EXERCISE GOAL: A word-for-word printout of the listing below is needed.

<<<<

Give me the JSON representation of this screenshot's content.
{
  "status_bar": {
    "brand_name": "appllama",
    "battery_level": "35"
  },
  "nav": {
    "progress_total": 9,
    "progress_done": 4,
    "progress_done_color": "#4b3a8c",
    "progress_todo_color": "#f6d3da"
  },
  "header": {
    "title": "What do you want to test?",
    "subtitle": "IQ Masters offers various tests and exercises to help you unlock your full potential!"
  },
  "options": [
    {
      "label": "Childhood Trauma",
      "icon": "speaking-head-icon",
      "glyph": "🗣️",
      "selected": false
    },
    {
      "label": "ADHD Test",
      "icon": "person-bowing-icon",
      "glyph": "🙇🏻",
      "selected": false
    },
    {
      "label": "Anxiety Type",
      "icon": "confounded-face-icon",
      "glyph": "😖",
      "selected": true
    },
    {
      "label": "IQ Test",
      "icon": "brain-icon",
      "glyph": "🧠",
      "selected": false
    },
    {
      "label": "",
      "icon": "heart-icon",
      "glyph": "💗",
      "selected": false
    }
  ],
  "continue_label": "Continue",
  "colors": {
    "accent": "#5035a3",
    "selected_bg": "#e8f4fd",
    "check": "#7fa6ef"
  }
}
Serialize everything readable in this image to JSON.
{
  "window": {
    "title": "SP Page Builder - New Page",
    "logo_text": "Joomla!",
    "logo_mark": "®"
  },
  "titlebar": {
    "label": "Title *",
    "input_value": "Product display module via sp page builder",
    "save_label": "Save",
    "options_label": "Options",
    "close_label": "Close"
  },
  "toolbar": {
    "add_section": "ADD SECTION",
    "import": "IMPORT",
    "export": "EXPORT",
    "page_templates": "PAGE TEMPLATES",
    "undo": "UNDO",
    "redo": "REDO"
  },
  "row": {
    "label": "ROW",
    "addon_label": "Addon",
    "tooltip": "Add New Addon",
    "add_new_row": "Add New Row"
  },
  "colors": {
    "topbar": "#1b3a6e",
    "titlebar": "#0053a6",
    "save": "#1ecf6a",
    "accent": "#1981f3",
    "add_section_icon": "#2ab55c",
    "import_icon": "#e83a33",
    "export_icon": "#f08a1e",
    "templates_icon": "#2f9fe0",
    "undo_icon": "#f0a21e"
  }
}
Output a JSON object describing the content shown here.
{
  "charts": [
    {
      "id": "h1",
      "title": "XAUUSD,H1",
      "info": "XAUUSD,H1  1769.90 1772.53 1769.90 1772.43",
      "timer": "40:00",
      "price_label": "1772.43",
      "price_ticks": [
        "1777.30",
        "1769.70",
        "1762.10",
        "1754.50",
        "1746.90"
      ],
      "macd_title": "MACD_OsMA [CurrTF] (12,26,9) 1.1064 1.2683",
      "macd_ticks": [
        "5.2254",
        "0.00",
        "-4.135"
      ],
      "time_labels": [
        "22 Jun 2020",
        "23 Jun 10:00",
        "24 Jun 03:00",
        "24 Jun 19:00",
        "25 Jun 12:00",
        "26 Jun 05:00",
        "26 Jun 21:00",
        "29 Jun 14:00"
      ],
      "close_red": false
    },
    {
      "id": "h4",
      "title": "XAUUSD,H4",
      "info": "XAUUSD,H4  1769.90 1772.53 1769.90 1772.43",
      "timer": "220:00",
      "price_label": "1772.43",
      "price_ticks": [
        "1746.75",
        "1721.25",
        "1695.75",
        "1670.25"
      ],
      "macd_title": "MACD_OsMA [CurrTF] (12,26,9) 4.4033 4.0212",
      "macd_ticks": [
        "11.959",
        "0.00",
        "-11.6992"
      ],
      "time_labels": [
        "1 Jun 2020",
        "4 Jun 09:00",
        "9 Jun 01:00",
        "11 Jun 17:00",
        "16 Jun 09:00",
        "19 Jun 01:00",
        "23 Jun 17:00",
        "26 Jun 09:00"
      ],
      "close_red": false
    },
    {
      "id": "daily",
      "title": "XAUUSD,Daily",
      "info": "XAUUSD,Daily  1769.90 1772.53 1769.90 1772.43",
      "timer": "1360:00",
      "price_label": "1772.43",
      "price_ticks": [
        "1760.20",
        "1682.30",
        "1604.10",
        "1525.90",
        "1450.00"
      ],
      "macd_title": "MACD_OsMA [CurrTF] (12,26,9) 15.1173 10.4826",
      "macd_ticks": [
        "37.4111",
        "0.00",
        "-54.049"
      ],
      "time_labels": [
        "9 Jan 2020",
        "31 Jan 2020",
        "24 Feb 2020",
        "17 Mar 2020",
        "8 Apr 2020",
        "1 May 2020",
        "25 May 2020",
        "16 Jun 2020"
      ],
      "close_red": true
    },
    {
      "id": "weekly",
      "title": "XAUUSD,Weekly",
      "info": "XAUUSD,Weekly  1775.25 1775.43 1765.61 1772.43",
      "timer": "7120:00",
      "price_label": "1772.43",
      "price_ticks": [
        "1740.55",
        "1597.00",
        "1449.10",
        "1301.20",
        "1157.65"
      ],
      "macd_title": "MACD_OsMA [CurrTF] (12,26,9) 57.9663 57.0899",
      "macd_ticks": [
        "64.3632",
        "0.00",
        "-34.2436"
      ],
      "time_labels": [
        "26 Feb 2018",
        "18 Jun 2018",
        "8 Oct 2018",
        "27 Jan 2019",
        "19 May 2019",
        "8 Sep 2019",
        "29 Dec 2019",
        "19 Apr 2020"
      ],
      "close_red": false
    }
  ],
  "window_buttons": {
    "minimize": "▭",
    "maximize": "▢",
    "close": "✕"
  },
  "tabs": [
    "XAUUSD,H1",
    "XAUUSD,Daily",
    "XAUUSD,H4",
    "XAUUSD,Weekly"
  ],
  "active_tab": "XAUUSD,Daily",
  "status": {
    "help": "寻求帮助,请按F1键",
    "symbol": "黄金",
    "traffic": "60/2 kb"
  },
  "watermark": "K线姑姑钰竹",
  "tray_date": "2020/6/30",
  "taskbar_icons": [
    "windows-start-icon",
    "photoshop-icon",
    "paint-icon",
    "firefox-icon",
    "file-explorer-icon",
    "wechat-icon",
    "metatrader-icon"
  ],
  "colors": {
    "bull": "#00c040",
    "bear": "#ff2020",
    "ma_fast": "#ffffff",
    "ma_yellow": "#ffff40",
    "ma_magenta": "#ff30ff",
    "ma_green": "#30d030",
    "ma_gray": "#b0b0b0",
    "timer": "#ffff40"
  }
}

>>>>

RESULT OF THE TASK:
Give me the JSON representation of this screenshot's content.
{
  "status_bar": {
    "brand_name": "appllama",
    "battery_level": "35"
  },
  "nav": {
    "progress_total": 9,
    "progress_done": 4,
    "progress_done_color": "#4b3a8c",
    "progress_todo_color": "#f6d3da"
  },
  "header": {
    "title": "What do you want to test?",
    "subtitle": "IQ Masters offers various tests and exercises to help you unlock your full potential!"
  },
  "options": [
    {
      "label": "Childhood Trauma",
      "icon": "speaking-head-icon",
      "glyph": "🗣️",
      "selected": false
    },
    {
      "label": "ADHD Test",
      "icon": "person-bowing-icon",
      "glyph": "🙇🏻",
      "selected": false
    },
    {
      "label": "Anxiety Type",
      "icon": "confounded-face-icon",
      "glyph": "😖",
      "selected": true
    },
    {
      "label": "IQ Test",
      "icon": "brain-icon",
      "glyph": "🧠",
      "selected": false
    },
    {
      "label": "",
      "icon": "heart-icon",
      "glyph": "💗",
      "selected": false
    }
  ],
  "continue_label": "Continue",
  "colors": {
    "accent": "#5035a3",
    "selected_bg": "#e8f4fd",
    "check": "#7fa6ef"
  }
}
Serialize everything readable in this image to JSON.
{
  "window": {
    "title": "SP Page Builder - New Page",
    "logo_text": "Joomla!",
    "logo_mark": "®"
  },
  "titlebar": {
    "label": "Title *",
    "input_value": "Product display module via sp page builder",
    "save_label": "Save",
    "options_label": "Options",
    "close_label": "Close"
  },
  "toolbar": {
    "add_section": "ADD SECTION",
    "import": "IMPORT",
    "export": "EXPORT",
    "page_templates": "PAGE TEMPLATES",
    "undo": "UNDO",
    "redo": "REDO"
  },
  "row": {
    "label": "ROW",
    "addon_label": "Addon",
    "tooltip": "Add New Addon",
    "add_new_row": "Add New Row"
  },
  "colors": {
    "topbar": "#1b3a6e",
    "titlebar": "#0053a6",
    "save": "#1ecf6a",
    "accent": "#1981f3",
    "add_section_icon": "#2ab55c",
    "import_icon": "#e83a33",
    "export_icon": "#f08a1e",
    "templates_icon": "#2f9fe0",
    "undo_icon": "#f0a21e"
  }
}
Output a JSON object describing the content shown here.
{
  "charts": [
    {
      "id": "h1",
      "title": "XAUUSD,H1",
      "info": "XAUUSD,H1  1769.90 1772.53 1769.90 1772.43",
      "timer": "40:00",
      "price_label": "1772.43",
      "price_ticks": [
        "1777.30",
        "1769.70",
        "1762.10",
        "1754.50",
        "1746.90"
      ],
      "macd_title": "MACD_OsMA [CurrTF] (12,26,9) 1.1064 1.2683",
      "macd_ticks": [
        "5.2254",
        "0.00",
        "-4.135"
      ],
      "time_labels": [
        "22 Jun 2020",
        "23 Jun 10:00",
        "24 Jun 03:00",
        "24 Jun 19:00",
        "25 Jun 12:00",
        "26 Jun 05:00",
        "26 Jun 21:00",
        "29 Jun 14:00"
      ],
      "close_red": false
    },
    {
      "id": "h4",
      "title": "XAUUSD,H4",
      "info": "XAUUSD,H4  1769.90 1772.53 1769.90 1772.43",
      "timer": "220:00",
      "price_label": "1772.43",
      "price_ticks": [
        "1746.75",
        "1721.25",
        "1695.75",
        "1670.25"
      ],
      "macd_title": "MACD_OsMA [CurrTF] (12,26,9) 4.4033 4.0212",
      "macd_ticks": [
        "11.959",
        "0.00",
        "-11.6992"
      ],
      "time_labels": [
        "1 Jun 2020",
        "4 Jun 09:00",
        "9 Jun 01:00",
        "11 Jun 17:00",
        "16 Jun 09:00",
        "19 Jun 01:00",
        "23 Jun 17:00",
        "26 Jun 09:00"
      ],
      "close_red": false
    },
    {
      "id": "daily",
      "title": "XAUUSD,Daily",
      "info": "XAUUSD,Daily  1769.90 1772.53 1769.90 1772.43",
      "timer": "1360:00",
      "price_label": "1772.43",
      "price_ticks": [
        "1760.20",
        "1682.30",
        "1604.10",
        "1525.90",
        "1450.00"
      ],
      "macd_title": "MACD_OsMA [CurrTF] (12,26,9) 15.1173 10.4826",
      "macd_ticks": [
        "37.4111",
        "0.00",
        "-54.049"
      ],
      "time_labels": [
        "9 Jan 2020",
        "31 Jan 2020",
        "24 Feb 2020",
        "17 Mar 2020",
        "8 Apr 2020",
        "1 May 2020",
        "25 May 2020",
        "16 Jun 2020"
      ],
      "close_red": true
    },
    {
      "id": "weekly",
      "title": "XAUUSD,Weekly",
      "info": "XAUUSD,Weekly  1775.25 1775.43 1765.61 1772.43",
      "timer": "7120:00",
      "price_label": "1772.43",
      "price_ticks": [
        "1740.55",
        "1597.00",
        "1449.10",
        "1301.20",
        "1157.65"
      ],
      "macd_title": "MACD_OsMA [CurrTF] (12,26,9) 57.9663 57.0899",
      "macd_ticks": [
        "64.3632",
        "0.00",
        "-34.2436"
      ],
      "time_labels": [
        "26 Feb 2018",
        "18 Jun 2018",
        "8 Oct 2018",
        "27 Jan 2019",
        "19 May 2019",
        "8 Sep 2019",
        "29 Dec 2019",
        "19 Apr 2020"
      ],
      "close_red": false
    }
  ],
  "window_buttons": {
    "minimize": "▭",
    "maximize": "▢",
    "close": "✕"
  },
  "tabs": [
    "XAUUSD,H1",
    "XAUUSD,Daily",
    "XAUUSD,H4",
    "XAUUSD,Weekly"
  ],
  "active_tab": "XAUUSD,Daily",
  "status": {
    "help": "寻求帮助,请按F1键",
    "symbol": "黄金",
    "traffic": "60/2 kb"
  },
  "watermark": "K线姑姑钰竹",
  "tray_date": "2020/6/30",
  "taskbar_icons": [
    "windows-start-icon",
    "photoshop-icon",
    "paint-icon",
    "firefox-icon",
    "file-explorer-icon",
    "wechat-icon",
    "metatrader-icon"
  ],
  "colors": {
    "bull": "#00c040",
    "bear": "#ff2020",
    "ma_fast": "#ffffff",
    "ma_yellow": "#ffff40",
    "ma_magenta": "#ff30ff",
    "ma_green": "#30d030",
    "ma_gray": "#b0b0b0",
    "timer": "#ffff40"
  }
}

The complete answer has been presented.